::: Material for this task :::

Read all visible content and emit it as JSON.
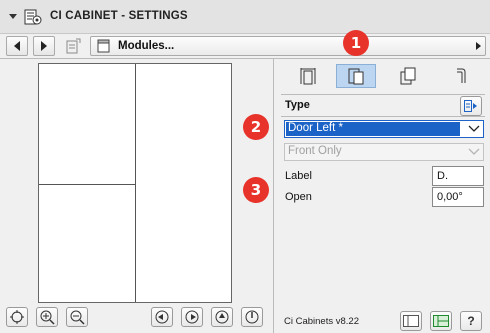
{
  "window": {
    "title": "CI CABINET - SETTINGS"
  },
  "toolbar": {
    "module_label": "Modules..."
  },
  "type_section": {
    "title": "Type",
    "type_value": "Door Left *",
    "subtype_value": "Front Only"
  },
  "fields": {
    "label_caption": "Label",
    "label_value": "D.",
    "open_caption": "Open",
    "open_value": "0,00°"
  },
  "footer": {
    "version": "Ci Cabinets v8.22",
    "help_label": "?"
  },
  "badges": [
    "1",
    "2",
    "3"
  ],
  "colors": {
    "accent": "#1b63c6",
    "badge": "#e8332b",
    "selected_tab": "#bcd6f2"
  }
}
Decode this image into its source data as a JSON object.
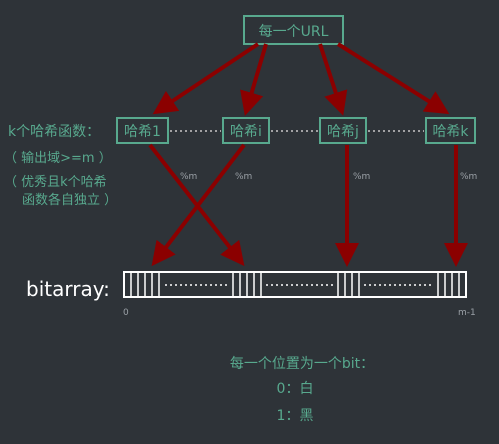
{
  "url_box": "每一个URL",
  "hash_boxes": [
    "哈希1",
    "哈希i",
    "哈希j",
    "哈希k"
  ],
  "left_label": {
    "line1": "k个哈希函数：",
    "line2": "（ 输出域>=m ）",
    "line3": "（ 优秀且k个哈希",
    "line4": "函数各自独立 ）"
  },
  "modulo_labels": [
    "%m",
    "%m",
    "%m",
    "%m"
  ],
  "bitarray_label": "bitarray:",
  "axis_start": "0",
  "axis_end": "m-1",
  "legend": {
    "line1": "每一个位置为一个bit：",
    "line2": "0：白",
    "line3": "1：黑"
  },
  "colors": {
    "background": "#2e3338",
    "accent_green": "#58a98e",
    "arrow_red": "#8b0000",
    "text_grey": "#9aa0a6",
    "text_white": "#ffffff"
  }
}
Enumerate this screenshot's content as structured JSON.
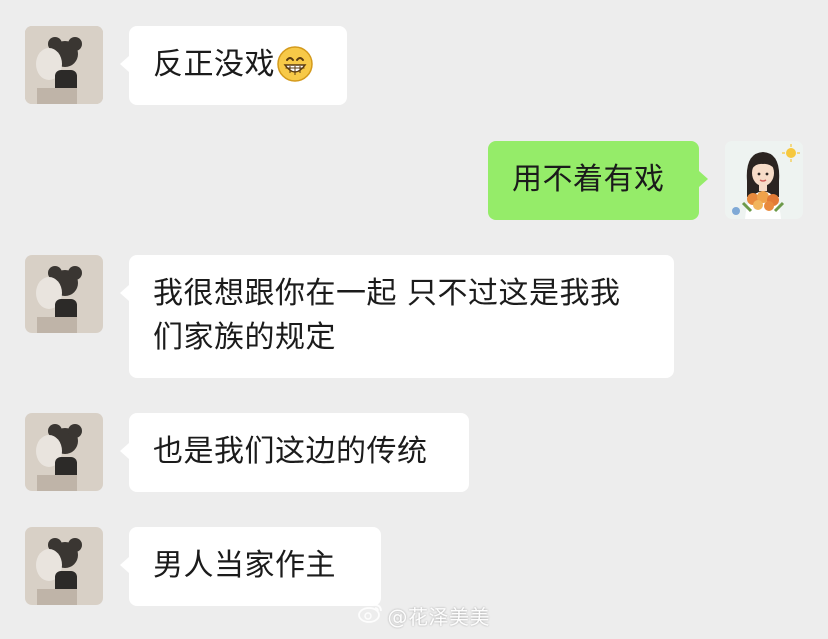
{
  "messages": [
    {
      "side": "left",
      "text": "反正没戏",
      "emoji": "grinning-face-emoji"
    },
    {
      "side": "right",
      "text": "用不着有戏"
    },
    {
      "side": "left",
      "text_line1": "我很想跟你在一起 只不过这是我我",
      "text_line2": "们家族的规定"
    },
    {
      "side": "left",
      "text": "也是我们这边的传统"
    },
    {
      "side": "left",
      "text": "男人当家作主"
    }
  ],
  "watermark": {
    "text": "@花泽美美",
    "icon": "weibo-icon"
  },
  "colors": {
    "background": "#ededed",
    "incoming_bubble": "#ffffff",
    "outgoing_bubble": "#95ec69",
    "text": "#1b1b1b"
  }
}
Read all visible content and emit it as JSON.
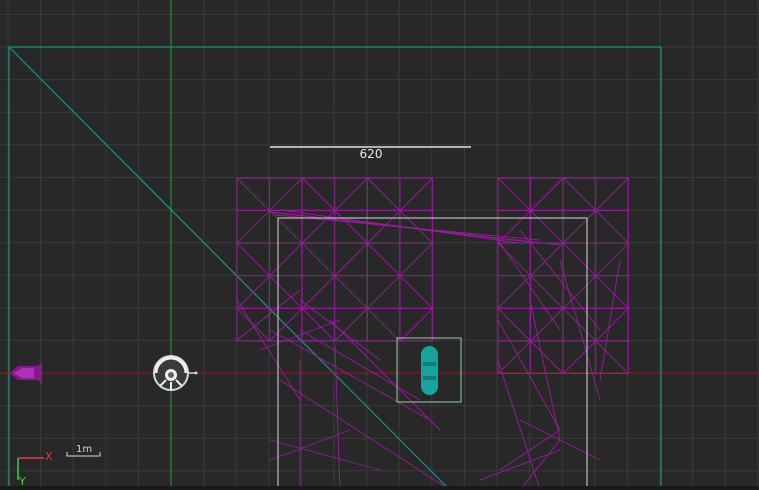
{
  "viewport": {
    "dimension_label": "620",
    "scale_bar_label": "1m",
    "axis_x_label": "X",
    "axis_y_label": "Y"
  },
  "colors": {
    "background": "#282828",
    "grid": "#3a3a3a",
    "mesh": "#9a1aa0",
    "boundary": "#1f8f8a",
    "x_axis": "#a01818",
    "y_axis": "#2aa02a",
    "robot": "#17a3a0",
    "wall": "#c8c8c8"
  },
  "icons": {
    "camera_sensor": "camera-sensor-icon",
    "robot_marker": "robot-marker-icon",
    "goal_arrow": "goal-arrow-icon"
  }
}
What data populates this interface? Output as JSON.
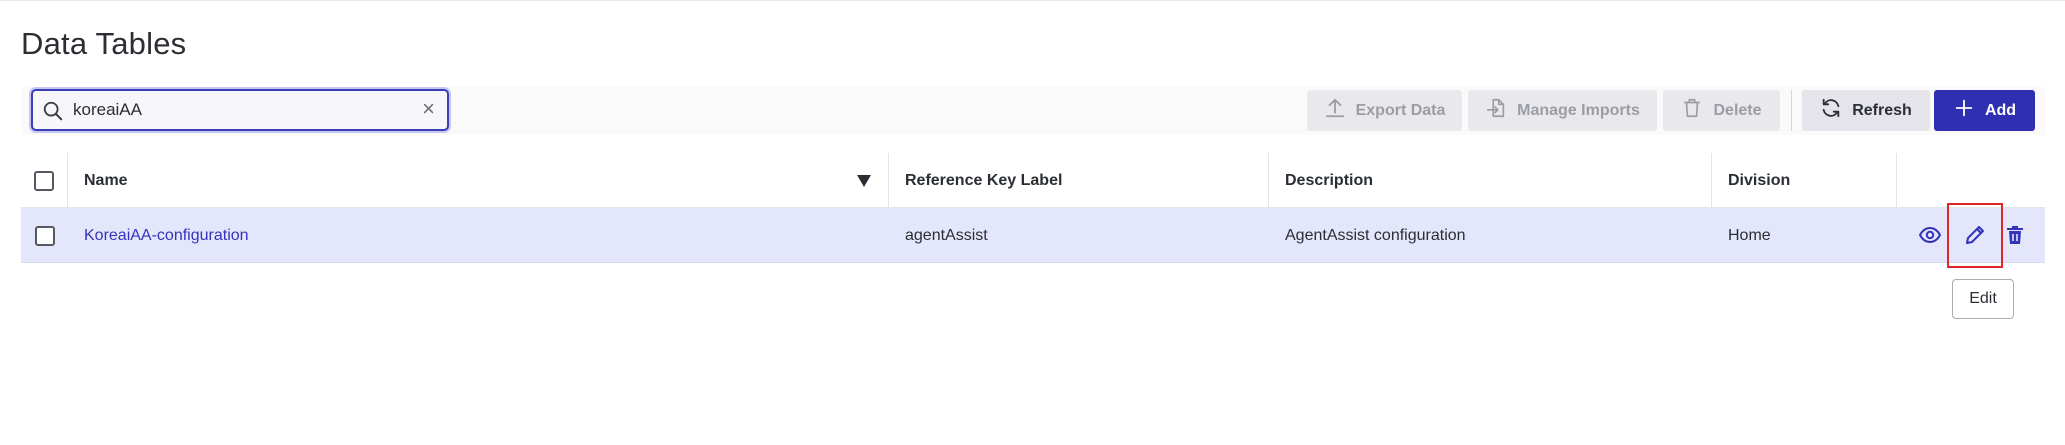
{
  "page": {
    "title": "Data Tables"
  },
  "search": {
    "value": "koreaiAA",
    "clear_icon": "×"
  },
  "toolbar": {
    "export_label": "Export Data",
    "manage_label": "Manage Imports",
    "delete_label": "Delete",
    "refresh_label": "Refresh",
    "add_label": "Add"
  },
  "table": {
    "headers": [
      "Name",
      "Reference Key Label",
      "Description",
      "Division"
    ],
    "rows": [
      {
        "name": "KoreaiAA-configuration",
        "reference_key_label": "agentAssist",
        "description": "AgentAssist configuration",
        "division": "Home"
      }
    ]
  },
  "tooltip": {
    "text": "Edit"
  },
  "colors": {
    "accent": "#2f2fb2",
    "row_selected": "#e4e6fb",
    "highlight": "#e0262b"
  },
  "icons": [
    "search-icon",
    "close-icon",
    "upload-icon",
    "import-icon",
    "trash-icon",
    "refresh-icon",
    "plus-icon",
    "sort-down-icon",
    "eye-icon",
    "pencil-icon"
  ]
}
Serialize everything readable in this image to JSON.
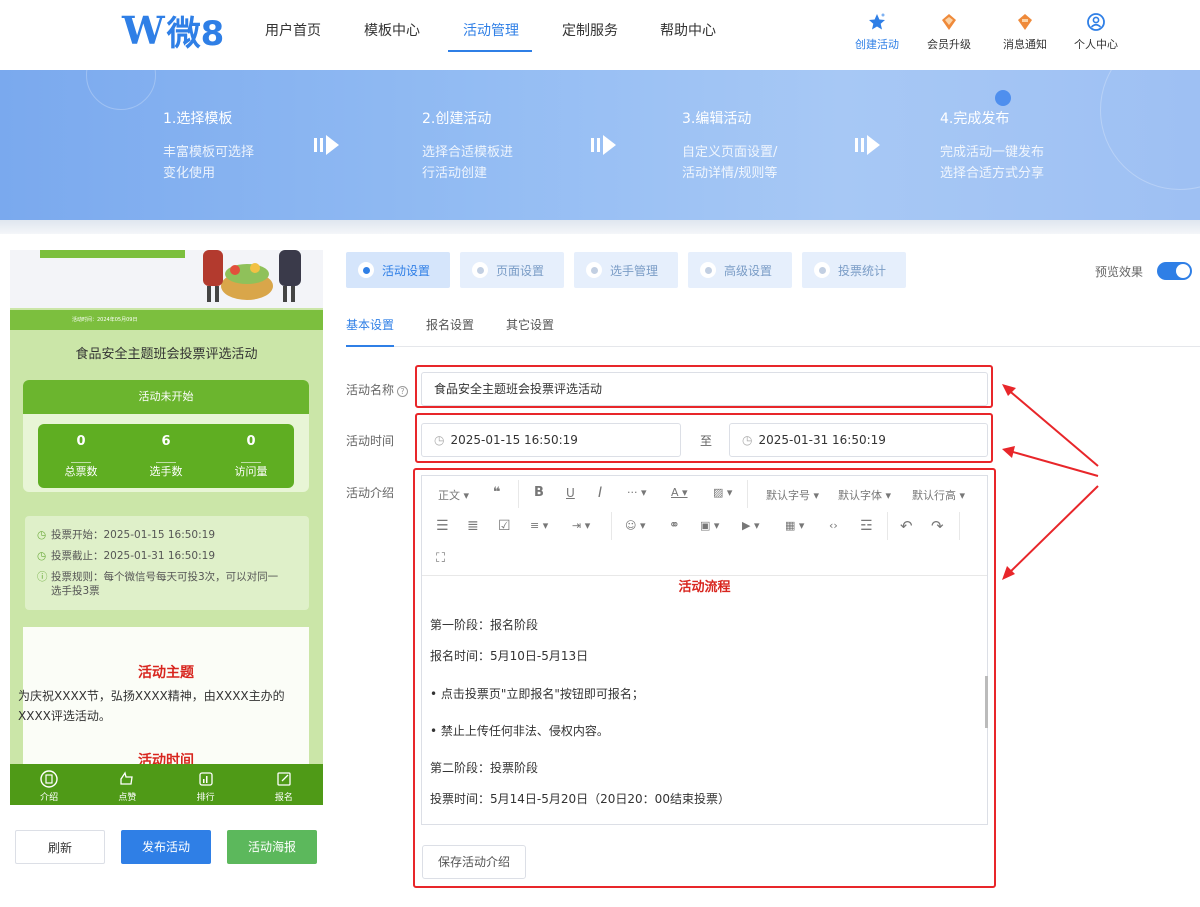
{
  "header": {
    "logo": "微8",
    "nav": [
      "用户首页",
      "模板中心",
      "活动管理",
      "定制服务",
      "帮助中心"
    ],
    "tools": [
      "创建活动",
      "会员升级",
      "消息通知",
      "个人中心"
    ]
  },
  "banner": {
    "steps": [
      {
        "title": "1.选择模板",
        "desc": [
          "丰富模板可选择",
          "变化使用"
        ]
      },
      {
        "title": "2.创建活动",
        "desc": [
          "选择合适模板进",
          "行活动创建"
        ]
      },
      {
        "title": "3.编辑活动",
        "desc": [
          "自定义页面设置/",
          "活动详情/规则等"
        ]
      },
      {
        "title": "4.完成发布",
        "desc": [
          "完成活动一键发布",
          "选择合适方式分享"
        ]
      }
    ]
  },
  "phone": {
    "strip": "活动时间：2024年05月09日",
    "title": "食品安全主题班会投票评选活动",
    "status": "活动未开始",
    "stats": [
      {
        "value": "0",
        "label": "总票数"
      },
      {
        "value": "6",
        "label": "选手数"
      },
      {
        "value": "0",
        "label": "访问量"
      }
    ],
    "info": [
      "投票开始：2025-01-15 16:50:19",
      "投票截止：2025-01-31 16:50:19",
      "投票规则：每个微信号每天可投3次，可以对同一选手投3票"
    ],
    "theme_title": "活动主题",
    "theme_text": "为庆祝XXXX节，弘扬XXXX精神，由XXXX主办的XXXX评选活动。",
    "time_title": "活动时间",
    "tabs": [
      "介绍",
      "点赞",
      "排行",
      "报名"
    ]
  },
  "buttons": {
    "refresh": "刷新",
    "publish": "发布活动",
    "poster": "活动海报"
  },
  "tabs": [
    "活动设置",
    "页面设置",
    "选手管理",
    "高级设置",
    "投票统计"
  ],
  "preview_label": "预览效果",
  "subtabs": [
    "基本设置",
    "报名设置",
    "其它设置"
  ],
  "form": {
    "name_label": "活动名称",
    "name_value": "食品安全主题班会投票评选活动",
    "time_label": "活动时间",
    "start": "2025-01-15 16:50:19",
    "to": "至",
    "end": "2025-01-31 16:50:19",
    "intro_label": "活动介绍"
  },
  "editor": {
    "toolbar": {
      "para": "正文",
      "font_size": "默认字号",
      "font_family": "默认字体",
      "line_height": "默认行高"
    },
    "content": {
      "title": "活动流程",
      "lines": [
        "第一阶段：报名阶段",
        "报名时间：5月10日-5月13日",
        "• 点击投票页\"立即报名\"按钮即可报名；",
        "• 禁止上传任何非法、侵权内容。",
        "第二阶段：投票阶段",
        "投票时间：5月14日-5月20日（20日20：00结束投票）"
      ]
    }
  },
  "save_label": "保存活动介绍"
}
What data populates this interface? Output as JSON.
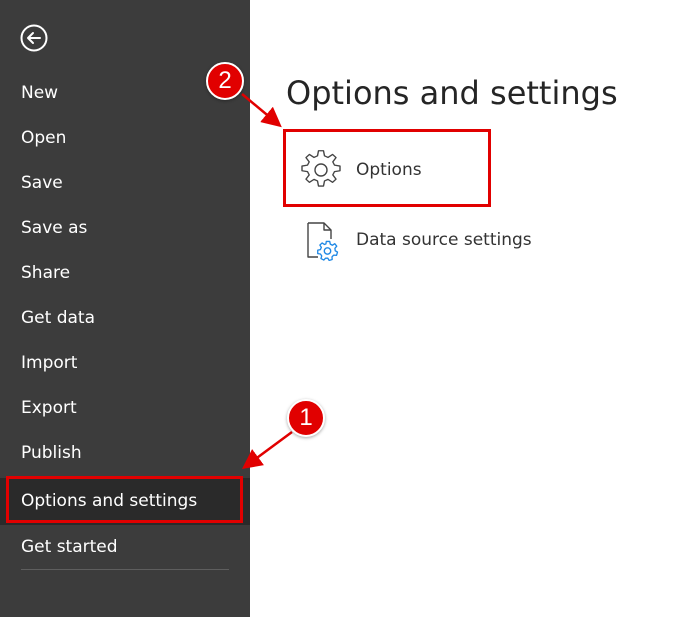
{
  "sidebar": {
    "items": [
      {
        "label": "New"
      },
      {
        "label": "Open"
      },
      {
        "label": "Save"
      },
      {
        "label": "Save as"
      },
      {
        "label": "Share"
      },
      {
        "label": "Get data"
      },
      {
        "label": "Import"
      },
      {
        "label": "Export"
      },
      {
        "label": "Publish"
      },
      {
        "label": "Options and settings",
        "selected": true
      },
      {
        "label": "Get started"
      }
    ],
    "background_color": "#3c3c3c",
    "selected_background_color": "#2a2a2a"
  },
  "main": {
    "title": "Options and settings",
    "options": [
      {
        "label": "Options",
        "icon": "gear-icon"
      },
      {
        "label": "Data source settings",
        "icon": "data-source-settings-icon"
      }
    ]
  },
  "annotations": {
    "badges": [
      {
        "number": "1",
        "target": "Options and settings"
      },
      {
        "number": "2",
        "target": "Options"
      }
    ],
    "highlight_color": "#e10000"
  }
}
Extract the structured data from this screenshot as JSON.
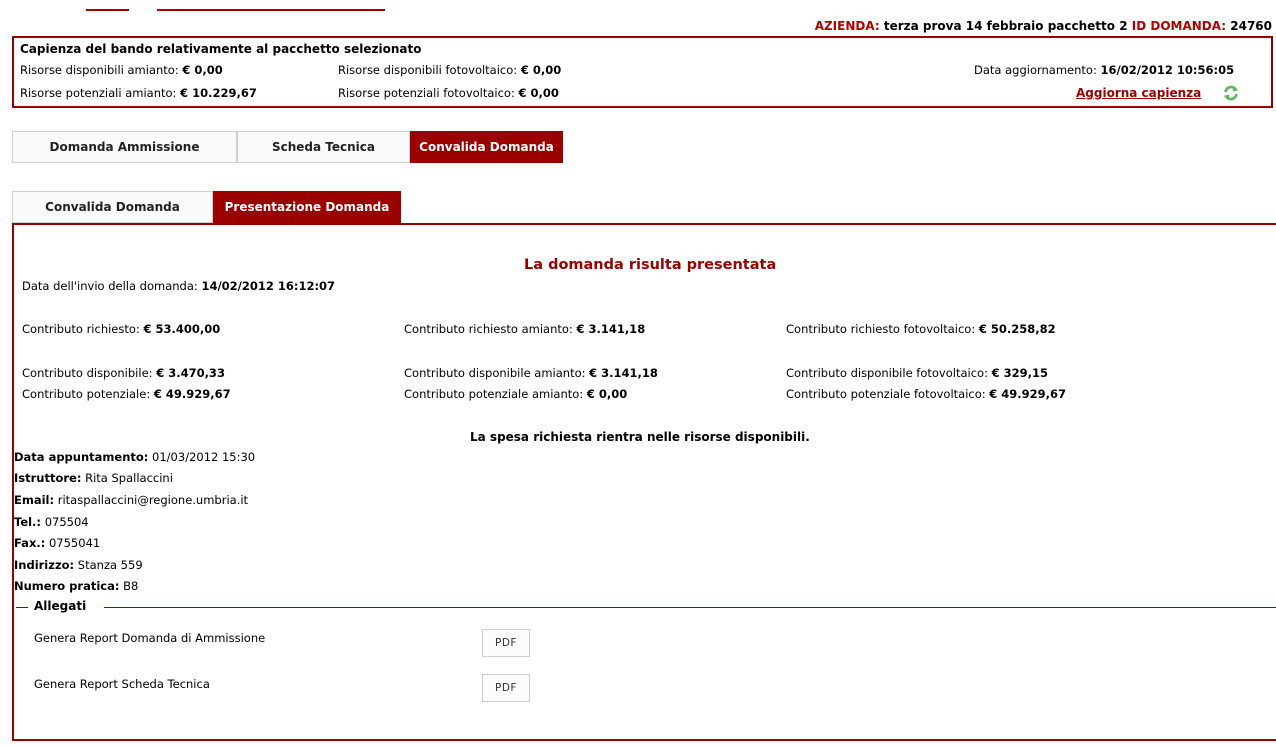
{
  "header": {
    "azienda_label": "AZIENDA:",
    "azienda_value": "terza prova 14 febbraio pacchetto 2",
    "id_label": "ID DOMANDA:",
    "id_value": "24760"
  },
  "capacity": {
    "title": "Capienza del bando relativamente al pacchetto selezionato",
    "amianto_disp_label": "Risorse disponibili amianto:",
    "amianto_disp_value": "€ 0,00",
    "amianto_pot_label": "Risorse potenziali amianto:",
    "amianto_pot_value": "€ 10.229,67",
    "foto_disp_label": "Risorse disponibili fotovoltaico:",
    "foto_disp_value": "€ 0,00",
    "foto_pot_label": "Risorse potenziali fotovoltaico:",
    "foto_pot_value": "€ 0,00",
    "update_label": "Data aggiornamento:",
    "update_value": "16/02/2012 10:56:05",
    "refresh_link": "Aggiorna capienza",
    "refresh_icon": "refresh-icon"
  },
  "main_tabs": [
    "Domanda Ammissione",
    "Scheda Tecnica",
    "Convalida Domanda"
  ],
  "sub_tabs": [
    "Convalida Domanda",
    "Presentazione Domanda"
  ],
  "panel": {
    "status_title": "La domanda risulta presentata",
    "invio_label": "Data dell'invio della domanda:",
    "invio_value": "14/02/2012 16:12:07",
    "contributi": {
      "richiesto_label": "Contributo richiesto:",
      "richiesto_value": "€ 53.400,00",
      "richiesto_am_label": "Contributo richiesto amianto:",
      "richiesto_am_value": "€ 3.141,18",
      "richiesto_fv_label": "Contributo richiesto fotovoltaico:",
      "richiesto_fv_value": "€ 50.258,82",
      "disp_label": "Contributo disponibile:",
      "disp_value": "€ 3.470,33",
      "disp_am_label": "Contributo disponibile amianto:",
      "disp_am_value": "€ 3.141,18",
      "disp_fv_label": "Contributo disponibile fotovoltaico:",
      "disp_fv_value": "€ 329,15",
      "pot_label": "Contributo potenziale:",
      "pot_value": "€ 49.929,67",
      "pot_am_label": "Contributo potenziale amianto:",
      "pot_am_value": "€ 0,00",
      "pot_fv_label": "Contributo potenziale fotovoltaico:",
      "pot_fv_value": "€ 49.929,67"
    },
    "spesa_msg": "La spesa richiesta rientra nelle risorse disponibili.",
    "appuntamento": {
      "data_label": "Data appuntamento:",
      "data_value": "01/03/2012 15:30",
      "istruttore_label": "Istruttore:",
      "istruttore_value": "Rita Spallaccini",
      "email_label": "Email:",
      "email_value": "ritaspallaccini@regione.umbria.it",
      "tel_label": "Tel.:",
      "tel_value": "075504",
      "fax_label": "Fax.:",
      "fax_value": "0755041",
      "indirizzo_label": "Indirizzo:",
      "indirizzo_value": "Stanza 559",
      "pratica_label": "Numero pratica:",
      "pratica_value": "B8"
    },
    "allegati": {
      "legend": "Allegati",
      "items": [
        {
          "label": "Genera Report Domanda di Ammissione",
          "button": "PDF"
        },
        {
          "label": "Genera Report Scheda Tecnica",
          "button": "PDF"
        }
      ]
    }
  },
  "colors": {
    "accent": "#9b0000",
    "header_label": "#b00000",
    "refresh_icon": "#5cb85c"
  }
}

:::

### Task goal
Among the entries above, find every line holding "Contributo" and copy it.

### Your solution
      "richiesto_label": "Contributo richiesto:",
      "richiesto_am_label": "Contributo richiesto amianto:",
      "richiesto_fv_label": "Contributo richiesto fotovoltaico:",
      "disp_label": "Contributo disponibile:",
      "disp_am_label": "Contributo disponibile amianto:",
      "disp_fv_label": "Contributo disponibile fotovoltaico:",
      "pot_label": "Contributo potenziale:",
      "pot_am_label": "Contributo potenziale amianto:",
      "pot_fv_label": "Contributo potenziale fotovoltaico:",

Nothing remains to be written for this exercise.